Write out everything in the records exactly, apart from the pictures.

* _Input data_:
┄┄┄┄┄┄
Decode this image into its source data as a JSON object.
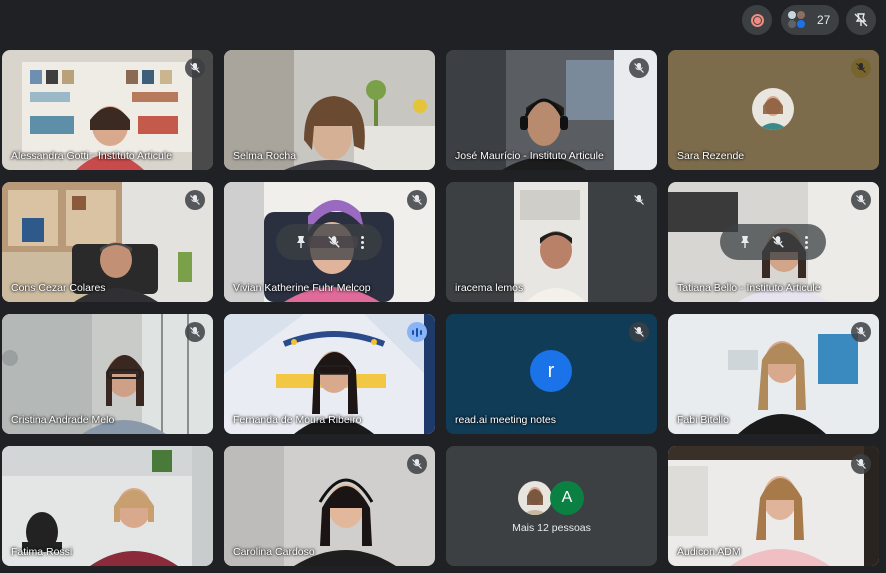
{
  "topbar": {
    "participant_count": "27"
  },
  "tiles": [
    {
      "name": "Alessandra Gotti - Instituto Articule",
      "muted": true
    },
    {
      "name": "Selma Rocha",
      "muted": false
    },
    {
      "name": "José Maurício - Instituto Articule",
      "muted": true
    },
    {
      "name": "Sara Rezende",
      "muted": true
    },
    {
      "name": "Cons Cezar Colares",
      "muted": true
    },
    {
      "name": "Vivian Katherine Fuhr Melcop",
      "muted": true
    },
    {
      "name": "iracema lemos",
      "muted": true
    },
    {
      "name": "Tatiana Bello - Instituto Articule",
      "muted": true
    },
    {
      "name": "Cristina Andrade Melo",
      "muted": true
    },
    {
      "name": "Fernanda de Moura Ribeiro",
      "speaking": true
    },
    {
      "name": "read.ai meeting notes",
      "muted": true,
      "avatar_letter": "r"
    },
    {
      "name": "Fabi Bitello",
      "muted": true
    },
    {
      "name": "Fatima Rossi",
      "muted": false
    },
    {
      "name": "Carolina Cardoso",
      "muted": true
    },
    {
      "overflow_label": "Mais 12 pessoas",
      "avatar_letter": "A"
    },
    {
      "name": "Audicon ADM",
      "muted": true
    }
  ],
  "colors": {
    "background": "#202124",
    "tile": "#3c4043",
    "accent": "#8ab4f8",
    "record": "#f28b82",
    "readai_avatar": "#1a73e8",
    "overflow_avatar": "#0b8043"
  },
  "icons": [
    "record-icon",
    "people-icon",
    "unpin-icon",
    "mic-off-icon",
    "speaking-icon",
    "pin-icon",
    "more-options-icon"
  ]
}
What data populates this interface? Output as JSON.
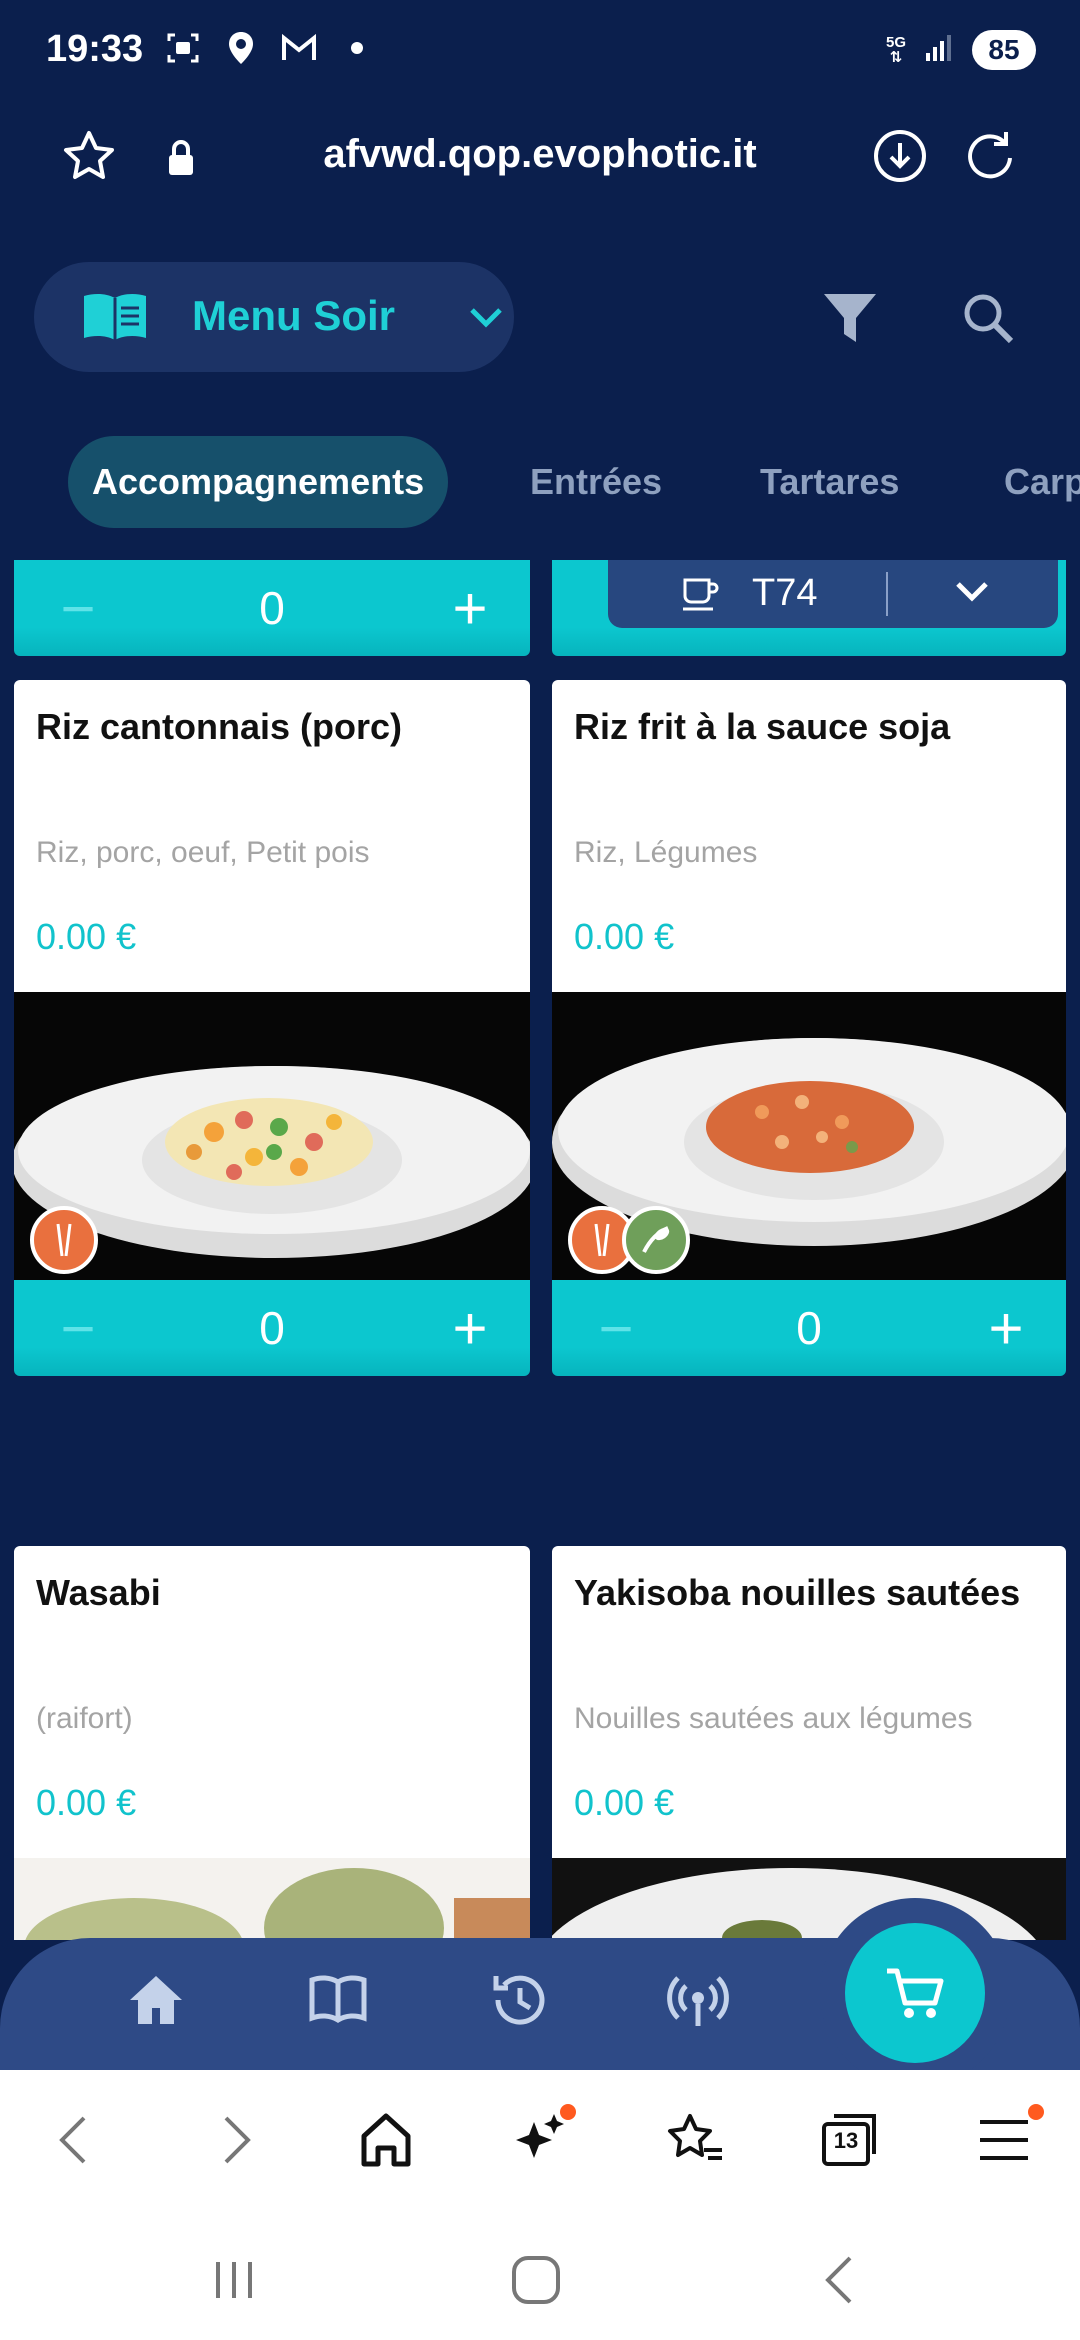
{
  "status": {
    "time": "19:33",
    "network": "5G",
    "battery": "85"
  },
  "browser": {
    "url": "afvwd.qop.evophotic.it",
    "tab_count": "13"
  },
  "menu": {
    "selected": "Menu Soir"
  },
  "tabs": [
    "Accompagnements",
    "Entrées",
    "Tartares",
    "Carp"
  ],
  "table": {
    "label": "T74"
  },
  "top_strip": {
    "quantity": "0"
  },
  "items": [
    {
      "title": "Riz cantonnais (porc)",
      "description": "Riz, porc, oeuf, Petit pois",
      "price": "0.00 €",
      "quantity": "0",
      "badges": [
        "chopsticks-icon"
      ]
    },
    {
      "title": "Riz frit à la sauce soja",
      "description": "Riz, Légumes",
      "price": "0.00 €",
      "quantity": "0",
      "badges": [
        "chopsticks-icon",
        "vegetarian-icon"
      ]
    },
    {
      "title": "Wasabi",
      "description": "(raifort)",
      "price": "0.00 €"
    },
    {
      "title": "Yakisoba nouilles sautées",
      "description": "Nouilles sautées aux légumes",
      "price": "0.00 €"
    }
  ],
  "colors": {
    "background": "#0b1f4d",
    "accent": "#0cc7cf",
    "nav": "#2e4a86",
    "badge_orange": "#e9703e",
    "badge_green": "#6f9f5a",
    "notification_dot": "#ff5a1f"
  }
}
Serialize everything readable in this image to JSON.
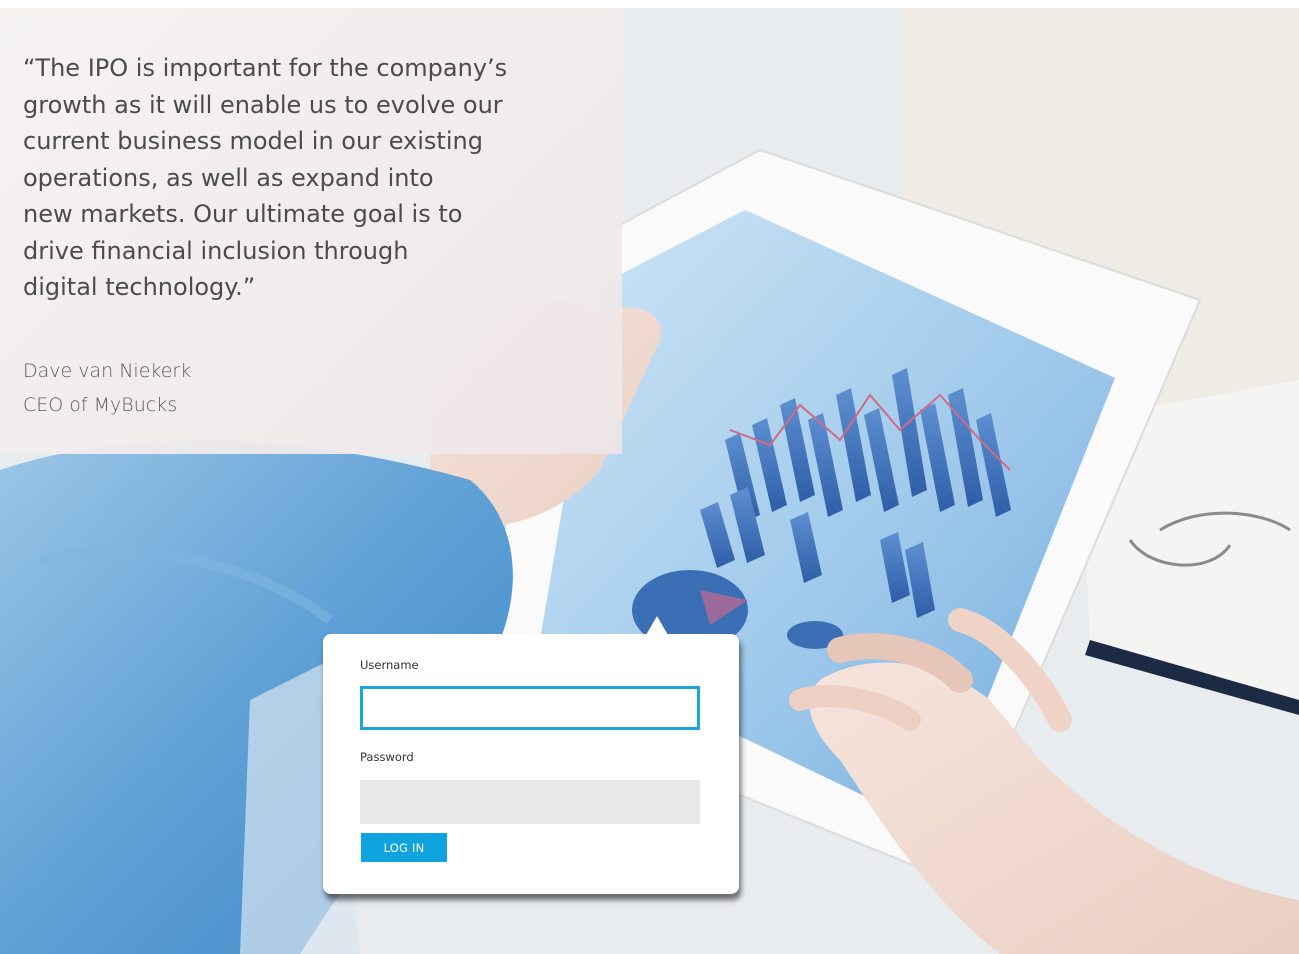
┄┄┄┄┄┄
* _Result for this exercise_:
Decode this image into its source data as a JSON object.
{
  "topbar": {
    "participant_count": "27"
  },
  "tiles": [
    {
      "name": "Alessandra Gotti - Instituto Articule",
      "muted": true
    },
    {
      "name": "Selma Rocha",
      "muted": false
    },
    {
      "name": "José Maurício - Instituto Articule",
      "muted": true
    },
    {
      "name": "Sara Rezende",
      "muted": true
    },
    {
      "name": "Cons Cezar Colares",
      "muted": true
    },
    {
      "name": "Vivian Katherine Fuhr Melcop",
      "muted": true
    },
    {
      "name": "iracema lemos",
      "muted": true
    },
    {
      "name": "Tatiana Bello - Instituto Articule",
      "muted": true
    },
    {
      "name": "Cristina Andrade Melo",
      "muted": true
    },
    {
      "name": "Fernanda de Moura Ribeiro",
      "speaking": true
    },
    {
      "name": "read.ai meeting notes",
      "muted": true,
      "avatar_letter": "r"
    },
    {
      "name": "Fabi Bitello",
      "muted": true
    },
    {
      "name": "Fatima Rossi",
      "muted": false
    },
    {
      "name": "Carolina Cardoso",
      "muted": true
    },
    {
      "overflow_label": "Mais 12 pessoas",
      "avatar_letter": "A"
    },
    {
      "name": "Audicon ADM",
      "muted": true
    }
  ],
  "colors": {
    "background": "#202124",
    "tile": "#3c4043",
    "accent": "#8ab4f8",
    "record": "#f28b82",
    "readai_avatar": "#1a73e8",
    "overflow_avatar": "#0b8043"
  },
  "icons": [
    "record-icon",
    "people-icon",
    "unpin-icon",
    "mic-off-icon",
    "speaking-icon",
    "pin-icon",
    "more-options-icon"
  ]
}
What data populates this interface? Output as JSON.
{
  "status": {
    "time": "19:33",
    "network": "5G",
    "battery": "85"
  },
  "browser": {
    "url": "afvwd.qop.evophotic.it",
    "tab_count": "13"
  },
  "menu": {
    "selected": "Menu Soir"
  },
  "tabs": [
    "Accompagnements",
    "Entrées",
    "Tartares",
    "Carp"
  ],
  "table": {
    "label": "T74"
  },
  "top_strip": {
    "quantity": "0"
  },
  "items": [
    {
      "title": "Riz cantonnais (porc)",
      "description": "Riz, porc, oeuf, Petit pois",
      "price": "0.00 €",
      "quantity": "0",
      "badges": [
        "chopsticks-icon"
      ]
    },
    {
      "title": "Riz frit à la sauce soja",
      "description": "Riz, Légumes",
      "price": "0.00 €",
      "quantity": "0",
      "badges": [
        "chopsticks-icon",
        "vegetarian-icon"
      ]
    },
    {
      "title": "Wasabi",
      "description": "(raifort)",
      "price": "0.00 €"
    },
    {
      "title": "Yakisoba nouilles sautées",
      "description": "Nouilles sautées aux légumes",
      "price": "0.00 €"
    }
  ],
  "colors": {
    "background": "#0b1f4d",
    "accent": "#0cc7cf",
    "nav": "#2e4a86",
    "badge_orange": "#e9703e",
    "badge_green": "#6f9f5a",
    "notification_dot": "#ff5a1f"
  }
}
Serialize everything readable in this image to JSON.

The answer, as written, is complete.